How to use the Toaks Gasifier Twig Stove.
Backpacking gasifier twig stoves have a bit of a reputation. Some folks love 'em, some don't. And the rest are wondering if these things are worth the swap from gas. Though they do have some obvious benefits for the backpacker.
Video included at the end of this article.
Before going through what I've discovered from personal use of the Toaks STV12 twig stove, I'll cover some of the pros & cons.
- Small pack size
- Free fuel
- Can be used with gel burners, spirit burners and solid fuel tablets if required
- Just feels more natural when in the great outdoors
- Can create smoke
- Blackens pots
- Open flame (some areas don't allow this)
- Requires you to be attentive
- Source of fuel required (though it doesn't need to be bone dry)
- Faff factor when compared to a gas stove
Okay. So let's consider how to use this thing.
After several uses, I think I've found the best way to use this stove. I used to load the stove with twigs to the full height of the stove. This didn't allow the gasifier method to work particularly well, but it did mean that it required less tendering from me. However, to get the full gasifying effect, I found it better to keep the inner sleeve within the outer sleeve and only fill that with twigs. I would then extend the top section, place the lower section into the base section and light the twigs from the top. After an initial burn of a couple of minutes, the stove would gasify properly.
Keep the lower chamber topped up, but don't over-fill into the top section and things should just keep going nicely.
But surely I need dry twigs and in NW Europe, that's virtually impossible.
I've used dead wood hanging from trees and dead wood from the ground.
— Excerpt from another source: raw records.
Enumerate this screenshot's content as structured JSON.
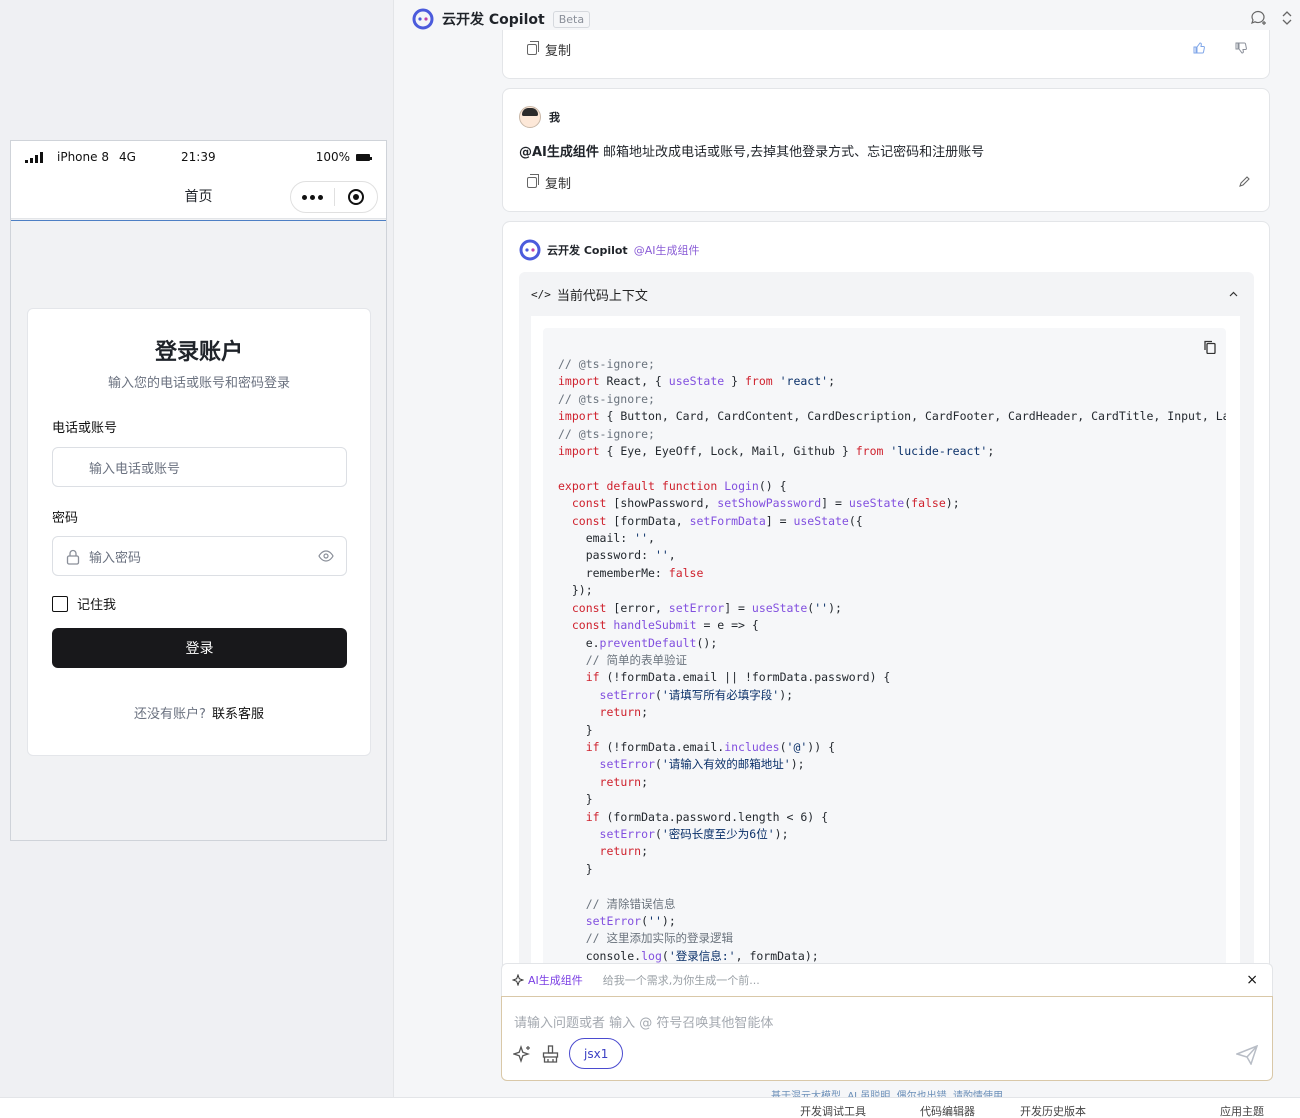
{
  "phone": {
    "device": "iPhone 8",
    "network": "4G",
    "time": "21:39",
    "battery": "100%",
    "nav_title": "首页",
    "login": {
      "title": "登录账户",
      "subtitle": "输入您的电话或账号和密码登录",
      "account_label": "电话或账号",
      "account_placeholder": "输入电话或账号",
      "password_label": "密码",
      "password_placeholder": "输入密码",
      "remember_label": "记住我",
      "submit_label": "登录",
      "signup_prompt": "还没有账户?",
      "signup_link": "联系客服"
    }
  },
  "copilot": {
    "title": "云开发 Copilot",
    "badge": "Beta",
    "prev_copy_label": "复制",
    "user_message": {
      "author": "我",
      "mention": "@AI生成组件",
      "text": "邮箱地址改成电话或账号,去掉其他登录方式、忘记密码和注册账号",
      "copy_label": "复制"
    },
    "assistant_message": {
      "author": "云开发 Copilot",
      "mention": "@AI生成组件",
      "context_title": "当前代码上下文"
    },
    "agent_bar": {
      "name": "AI生成组件",
      "hint": "给我一个需求,为你生成一个前...",
      "close": "×"
    },
    "composer": {
      "placeholder": "请输入问题或者 输入 @ 符号召唤其他智能体",
      "tag": "jsx1"
    },
    "footer_note": "基于混元大模型, AI 虽聪明, 偶尔也出错, 请酌情使用"
  },
  "code_lines": [
    "// @ts-ignore;",
    "import React, { useState } from 'react';",
    "// @ts-ignore;",
    "import { Button, Card, CardContent, CardDescription, CardFooter, CardHeader, CardTitle, Input, Label, ",
    "// @ts-ignore;",
    "import { Eye, EyeOff, Lock, Mail, Github } from 'lucide-react';",
    "",
    "export default function Login() {",
    "  const [showPassword, setShowPassword] = useState(false);",
    "  const [formData, setFormData] = useState({",
    "    email: '',",
    "    password: '',",
    "    rememberMe: false",
    "  });",
    "  const [error, setError] = useState('');",
    "  const handleSubmit = e => {",
    "    e.preventDefault();",
    "    // 简单的表单验证",
    "    if (!formData.email || !formData.password) {",
    "      setError('请填写所有必填字段');",
    "      return;",
    "    }",
    "    if (!formData.email.includes('@')) {",
    "      setError('请输入有效的邮箱地址');",
    "      return;",
    "    }",
    "    if (formData.password.length < 6) {",
    "      setError('密码长度至少为6位');",
    "      return;",
    "    }",
    "",
    "    // 清除错误信息",
    "    setError('');",
    "    // 这里添加实际的登录逻辑",
    "    console.log('登录信息:', formData);"
  ],
  "bottom_bar": {
    "items": [
      "开发调试工具",
      "代码编辑器",
      "开发历史版本",
      "应用主题"
    ]
  }
}
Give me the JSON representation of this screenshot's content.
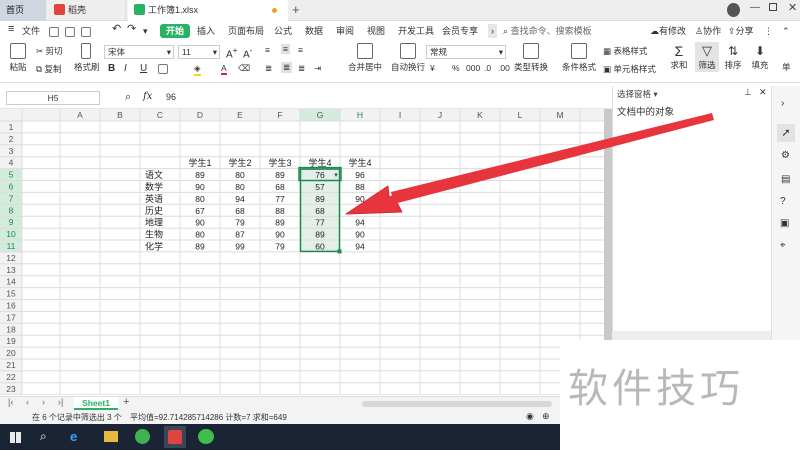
{
  "tabs": [
    {
      "label": "首页"
    },
    {
      "label": "稻壳"
    },
    {
      "label": "工作簿1.xlsx"
    }
  ],
  "menu": {
    "file": "文件",
    "items": [
      "开始",
      "插入",
      "页面布局",
      "公式",
      "数据",
      "审阅",
      "视图",
      "开发工具",
      "会员专享"
    ],
    "search_placeholder": "查找命令、搜索模板",
    "right": [
      "有修改",
      "协作",
      "分享"
    ]
  },
  "ribbon": {
    "paste": "粘贴",
    "cut": "剪切",
    "copy": "复制",
    "format_painter": "格式刷",
    "font": "宋体",
    "font_size": "11",
    "bold": "B",
    "italic": "I",
    "underline": "U",
    "merge": "合并居中",
    "wrap": "自动换行",
    "number_format": "常规",
    "percent": "%",
    "thousand": "000",
    "type_convert": "类型转换",
    "cond_format": "条件格式",
    "table_style": "表格样式",
    "cell_style": "单元格样式",
    "sum": "求和",
    "filter": "筛选",
    "sort": "排序",
    "fill": "填充",
    "single": "单"
  },
  "formula": {
    "cell_ref": "H5",
    "fx": "fx",
    "value": "96"
  },
  "grid": {
    "columns": [
      "A",
      "B",
      "C",
      "D",
      "E",
      "F",
      "G",
      "H",
      "I",
      "J",
      "K",
      "L",
      "M"
    ],
    "rows": [
      "1",
      "2",
      "3",
      "4",
      "5",
      "6",
      "7",
      "8",
      "9",
      "10",
      "11",
      "12",
      "13",
      "14",
      "15",
      "16",
      "17",
      "18",
      "19",
      "20",
      "21",
      "22",
      "23"
    ],
    "headers": [
      "学生1",
      "学生2",
      "学生3",
      "学生4",
      "学生4"
    ],
    "subjects": [
      "语文",
      "数学",
      "英语",
      "历史",
      "地理",
      "生物",
      "化学"
    ],
    "data": [
      [
        "89",
        "80",
        "89",
        "76",
        "96"
      ],
      [
        "90",
        "80",
        "68",
        "57",
        "88"
      ],
      [
        "80",
        "94",
        "77",
        "89",
        "90"
      ],
      [
        "67",
        "68",
        "88",
        "68",
        "97"
      ],
      [
        "90",
        "79",
        "89",
        "77",
        "94"
      ],
      [
        "80",
        "87",
        "90",
        "89",
        "90"
      ],
      [
        "89",
        "99",
        "79",
        "60",
        "94"
      ]
    ]
  },
  "panel": {
    "title": "选择窗格",
    "subtitle": "文档中的对象"
  },
  "sheet": {
    "tab": "Sheet1",
    "add": "+"
  },
  "status": {
    "filter_info": "在 6 个记录中筛选出 3 个",
    "summary": "平均值=92.714285714286 计数=7 求和=649"
  },
  "watermark": "软件技巧",
  "colors": {
    "accent": "#28b262",
    "selection": "#1e8a4f",
    "arrow": "#e8353d"
  }
}
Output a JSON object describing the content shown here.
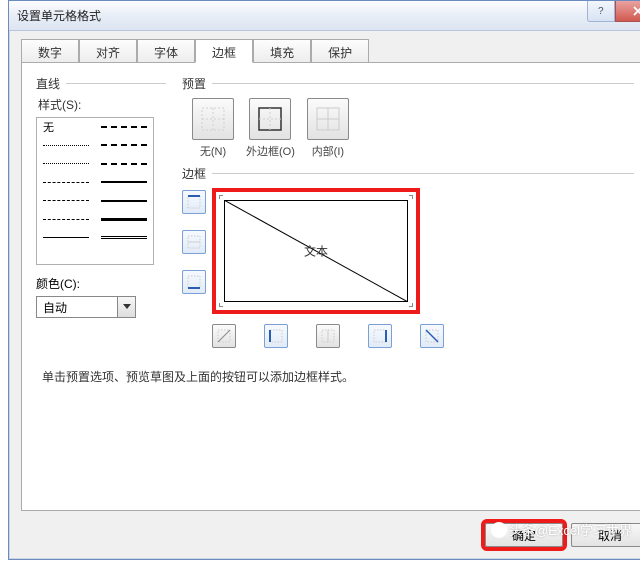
{
  "window": {
    "title": "设置单元格格式"
  },
  "tabs": [
    "数字",
    "对齐",
    "字体",
    "边框",
    "填充",
    "保护"
  ],
  "active_tab_index": 3,
  "group": {
    "line": "直线",
    "preset": "预置",
    "border": "边框"
  },
  "style_label": "样式(S):",
  "style_none": "无",
  "color_label": "颜色(C):",
  "color_value": "自动",
  "presets": {
    "none": "无(N)",
    "outline": "外边框(O)",
    "inside": "内部(I)"
  },
  "preview_text": "文本",
  "hint": "单击预置选项、预览草图及上面的按钮可以添加边框样式。",
  "buttons": {
    "ok": "确定",
    "cancel": "取消"
  },
  "watermark": "头条@Excel学习世界"
}
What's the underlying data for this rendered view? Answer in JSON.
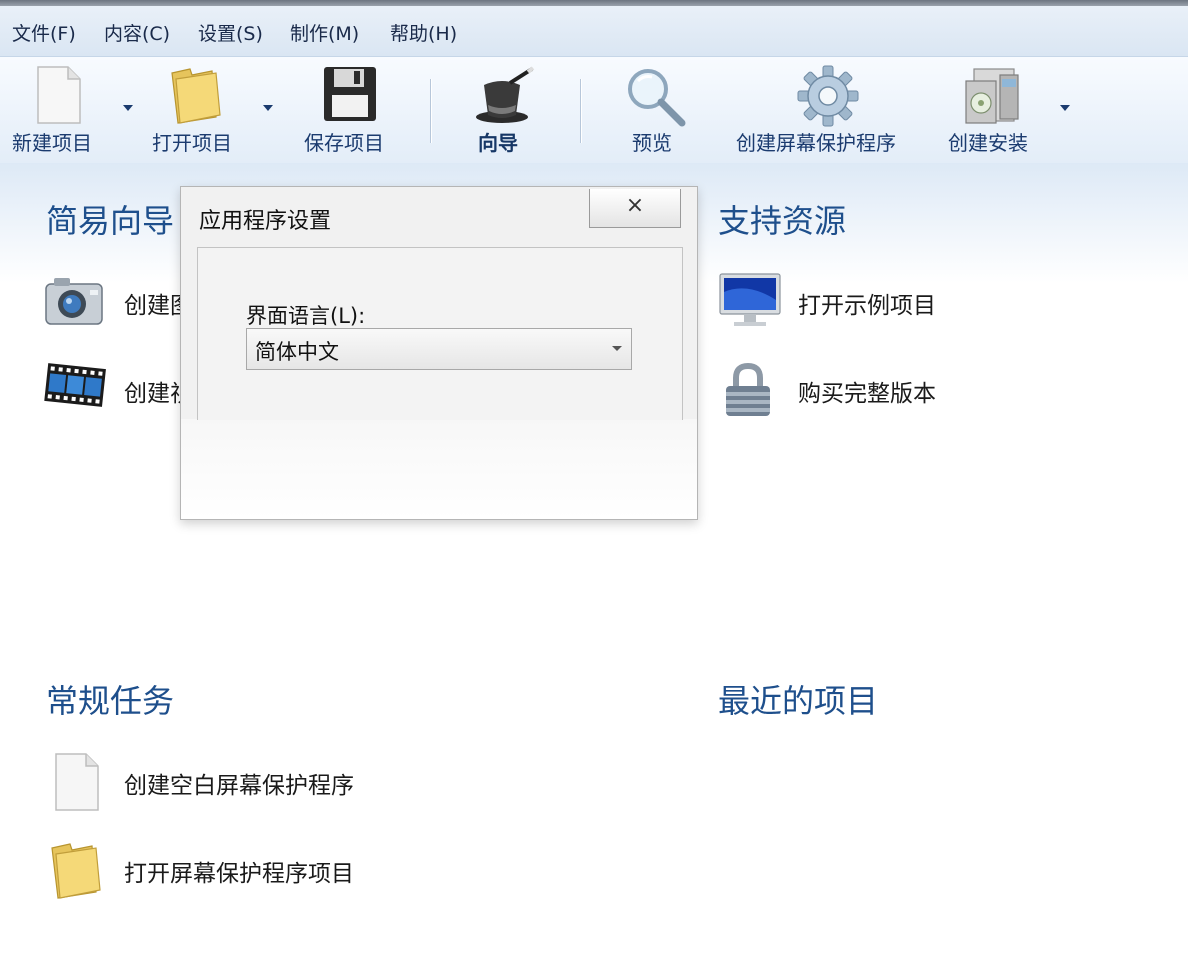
{
  "menu": [
    "文件(F)",
    "内容(C)",
    "设置(S)",
    "制作(M)",
    "帮助(H)"
  ],
  "toolbar": {
    "new_project": "新建项目",
    "open_project": "打开项目",
    "save_project": "保存项目",
    "wizard": "向导",
    "preview": "预览",
    "create_screensaver": "创建屏幕保护程序",
    "create_install": "创建安装"
  },
  "sections": {
    "easy_wizard": {
      "title": "简易向导",
      "items": [
        "创建图",
        "创建视"
      ]
    },
    "support": {
      "title": "支持资源",
      "items": [
        "打开示例项目",
        "购买完整版本"
      ]
    },
    "common_tasks": {
      "title": "常规任务",
      "items": [
        "创建空白屏幕保护程序",
        "打开屏幕保护程序项目"
      ]
    },
    "recent": {
      "title": "最近的项目"
    }
  },
  "dialog": {
    "title": "应用程序设置",
    "close": "×",
    "language_label": "界面语言(L):",
    "language_value": "简体中文"
  },
  "colors": {
    "accent": "#1e4f8c",
    "toolbar_text": "#1b3b6f"
  }
}
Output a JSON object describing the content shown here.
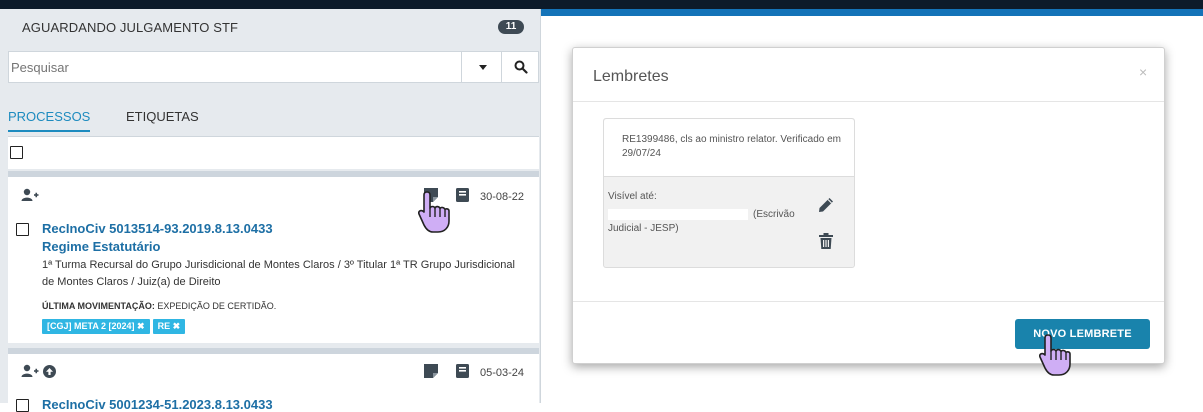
{
  "queue": {
    "title": "AGUARDANDO JULGAMENTO STF",
    "count": "11"
  },
  "search": {
    "placeholder": "Pesquisar"
  },
  "tabs": [
    {
      "label": "PROCESSOS",
      "active": true
    },
    {
      "label": "ETIQUETAS",
      "active": false
    }
  ],
  "processes": [
    {
      "date": "30-08-22",
      "number": "RecInoCiv 5013514-93.2019.8.13.0433",
      "subject": "Regime Estatutário",
      "description": "1ª Turma Recursal do Grupo Jurisdicional de Montes Claros / 3º Titular 1ª TR Grupo Jurisdicional de Montes Claros / Juiz(a) de Direito",
      "last_movement_label": "ÚLTIMA MOVIMENTAÇÃO:",
      "last_movement": "EXPEDIÇÃO DE CERTIDÃO.",
      "tags": [
        "[CGJ] META 2 [2024]",
        "RE"
      ]
    },
    {
      "date": "05-03-24",
      "number": "RecInoCiv 5001234-51.2023.8.13.0433"
    }
  ],
  "modal": {
    "title": "Lembretes",
    "close": "×",
    "reminder": {
      "text": "RE1399486, cls ao ministro relator. Verificado em 29/07/24",
      "visible_until_label": "Visível até:",
      "role_part1": "(Escrivão",
      "role_part2": "Judicial - JESP)"
    },
    "new_button": "NOVO LEMBRETE"
  },
  "colors": {
    "link": "#1d6fa5",
    "accent": "#1d8bbf",
    "tag": "#2fb6e3",
    "button": "#1983ac",
    "header_blue": "#1473b8",
    "cursor": "#c9a6f0"
  }
}
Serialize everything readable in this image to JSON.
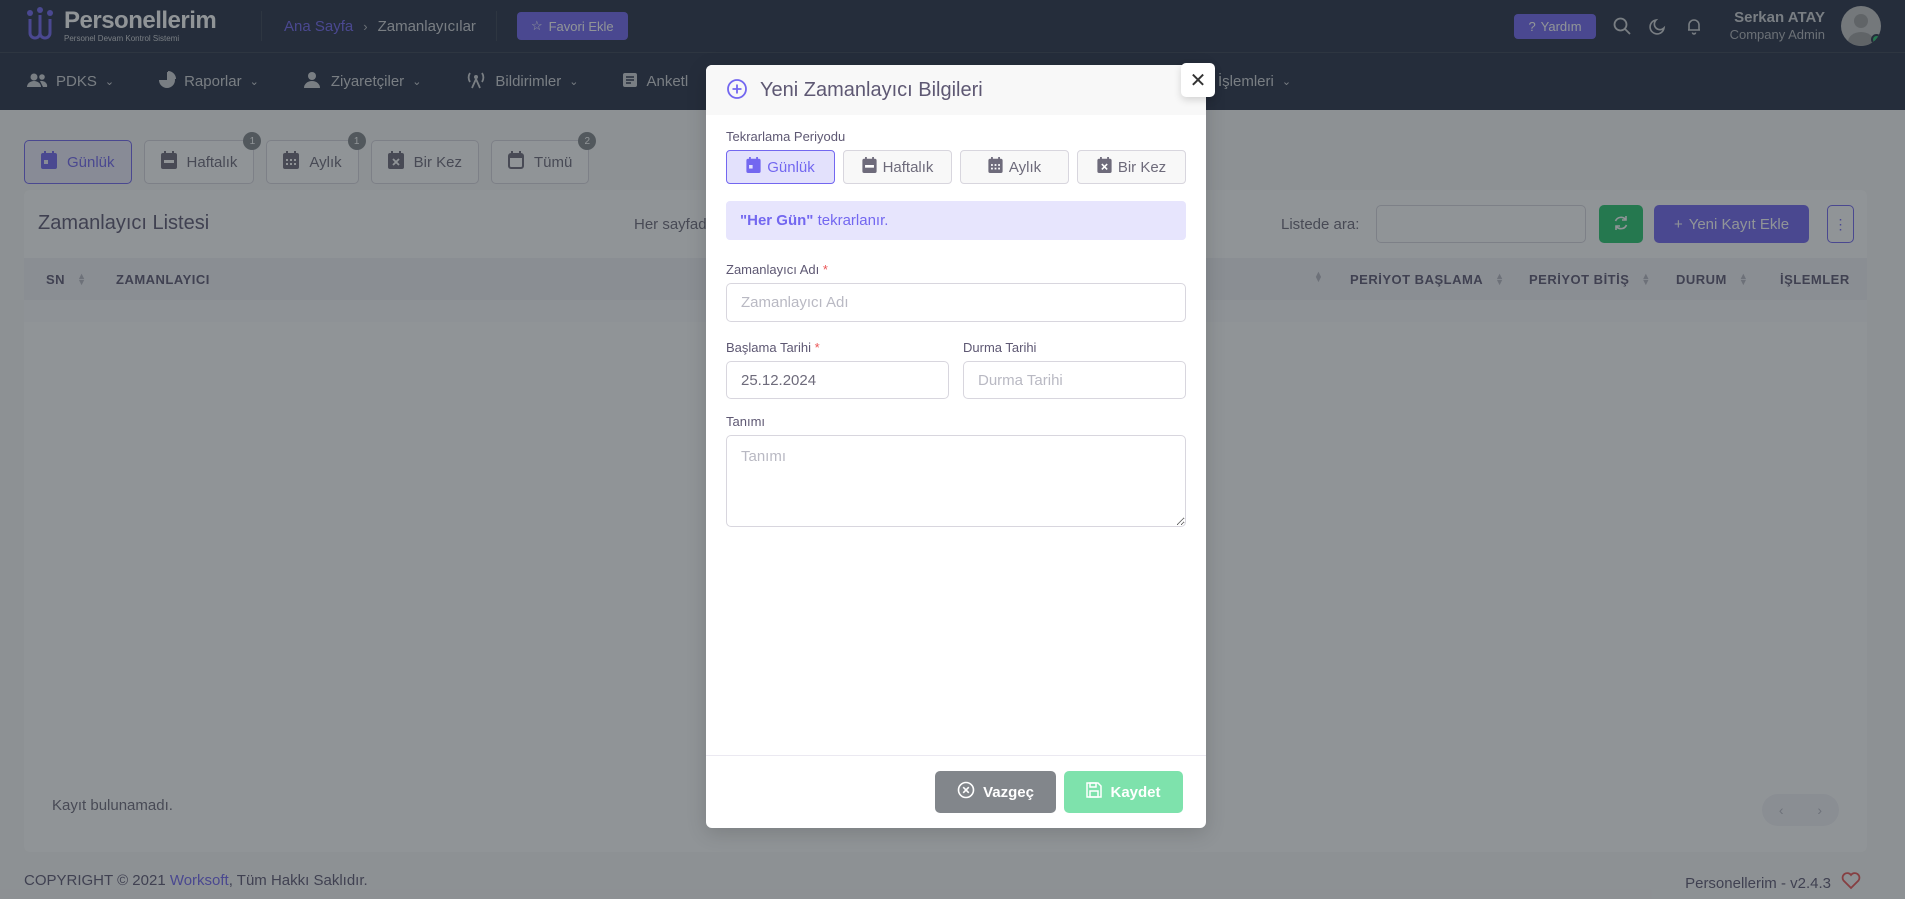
{
  "header": {
    "logo_title": "Personellerim",
    "logo_subtitle": "Personel Devam Kontrol Sistemi",
    "breadcrumb_home": "Ana Sayfa",
    "breadcrumb_current": "Zamanlayıcılar",
    "favorite_label": "Favori Ekle",
    "help_label": "Yardım",
    "user_name": "Serkan ATAY",
    "user_role": "Company Admin"
  },
  "menu": {
    "items": [
      {
        "label": "PDKS",
        "icon": "users-icon"
      },
      {
        "label": "Raporlar",
        "icon": "pie-chart-icon"
      },
      {
        "label": "Ziyaretçiler",
        "icon": "user-icon"
      },
      {
        "label": "Bildirimler",
        "icon": "broadcast-icon"
      },
      {
        "label": "Anketl",
        "icon": "clipboard-icon"
      }
    ],
    "partial_right": "İşlemleri"
  },
  "page_tabs": [
    {
      "label": "Günlük",
      "badge": "",
      "active": true,
      "icon": "calendar-day-icon"
    },
    {
      "label": "Haftalık",
      "badge": "1",
      "active": false,
      "icon": "calendar-week-icon"
    },
    {
      "label": "Aylık",
      "badge": "1",
      "active": false,
      "icon": "calendar-month-icon"
    },
    {
      "label": "Bir Kez",
      "badge": "",
      "active": false,
      "icon": "calendar-x-icon"
    },
    {
      "label": "Tümü",
      "badge": "2",
      "active": false,
      "icon": "calendar-icon"
    }
  ],
  "list": {
    "title": "Zamanlayıcı Listesi",
    "per_page_label": "Her sayfad",
    "search_label": "Listede ara:",
    "add_label": "Yeni Kayıt Ekle",
    "columns": [
      "SN",
      "ZAMANLAYICI",
      "PERİYOT BAŞLAMA",
      "PERİYOT BİTİŞ",
      "DURUM",
      "İŞLEMLER"
    ],
    "empty_text": "Kayıt bulunamadı."
  },
  "footer": {
    "copyright_prefix": "COPYRIGHT © 2021 ",
    "company": "Worksoft",
    "copyright_suffix": ", Tüm Hakkı Saklıdır.",
    "version": "Personellerim - v2.4.3"
  },
  "modal": {
    "title": "Yeni Zamanlayıcı Bilgileri",
    "period_label": "Tekrarlama Periyodu",
    "periods": [
      "Günlük",
      "Haftalık",
      "Aylık",
      "Bir Kez"
    ],
    "selected_period": "Günlük",
    "info_quoted": "\"Her Gün\"",
    "info_rest": " tekrarlanır.",
    "name_label": "Zamanlayıcı Adı",
    "name_placeholder": "Zamanlayıcı Adı",
    "name_value": "",
    "start_label": "Başlama Tarihi",
    "start_value": "25.12.2024",
    "end_label": "Durma Tarihi",
    "end_placeholder": "Durma Tarihi",
    "desc_label": "Tanımı",
    "desc_placeholder": "Tanımı",
    "required_mark": "*",
    "cancel_label": "Vazgeç",
    "save_label": "Kaydet"
  },
  "colors": {
    "primary": "#7367f0",
    "success": "#28c76f",
    "navbar": "#283046",
    "secondary": "#82868b"
  }
}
This wood was by no means dry, but I've not yet had a problem with this.
I hope that this has been useful. Feel free to comment on your own experiences.